§ Problem requirements
Your output should be each line from the material below that has the word "Navigation".

§ Extracted material
•••••
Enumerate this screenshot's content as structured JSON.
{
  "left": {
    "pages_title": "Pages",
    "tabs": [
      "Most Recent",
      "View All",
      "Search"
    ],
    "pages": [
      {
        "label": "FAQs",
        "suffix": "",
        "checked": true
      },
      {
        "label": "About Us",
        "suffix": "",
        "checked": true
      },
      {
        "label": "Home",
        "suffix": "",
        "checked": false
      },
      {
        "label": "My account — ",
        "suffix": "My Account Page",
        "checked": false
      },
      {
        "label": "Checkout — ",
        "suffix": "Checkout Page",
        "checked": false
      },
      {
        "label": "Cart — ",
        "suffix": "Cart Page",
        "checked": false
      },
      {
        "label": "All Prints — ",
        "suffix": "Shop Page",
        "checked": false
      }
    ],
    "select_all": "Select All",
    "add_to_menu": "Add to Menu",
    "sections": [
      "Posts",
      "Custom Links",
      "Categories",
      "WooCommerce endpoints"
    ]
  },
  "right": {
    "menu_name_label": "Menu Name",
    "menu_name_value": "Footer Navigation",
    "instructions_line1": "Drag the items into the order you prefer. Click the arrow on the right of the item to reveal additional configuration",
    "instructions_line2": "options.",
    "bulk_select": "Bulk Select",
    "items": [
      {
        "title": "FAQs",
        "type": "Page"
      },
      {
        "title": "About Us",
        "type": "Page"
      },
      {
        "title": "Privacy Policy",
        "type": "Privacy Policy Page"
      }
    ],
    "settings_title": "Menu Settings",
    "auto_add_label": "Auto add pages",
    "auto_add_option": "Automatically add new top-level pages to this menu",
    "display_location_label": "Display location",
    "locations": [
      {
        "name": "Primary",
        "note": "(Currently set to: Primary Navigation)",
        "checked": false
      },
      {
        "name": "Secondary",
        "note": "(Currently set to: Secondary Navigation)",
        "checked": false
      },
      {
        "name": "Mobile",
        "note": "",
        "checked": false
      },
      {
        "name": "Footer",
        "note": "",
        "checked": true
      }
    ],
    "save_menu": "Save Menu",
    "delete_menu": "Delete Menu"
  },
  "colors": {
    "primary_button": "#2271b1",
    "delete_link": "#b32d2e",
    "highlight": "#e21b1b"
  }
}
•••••
§ Exercise response
    "menu_name_value": "Footer Navigation",
        "note": "(Currently set to: Primary Navigation)",
        "note": "(Currently set to: Secondary Navigation)",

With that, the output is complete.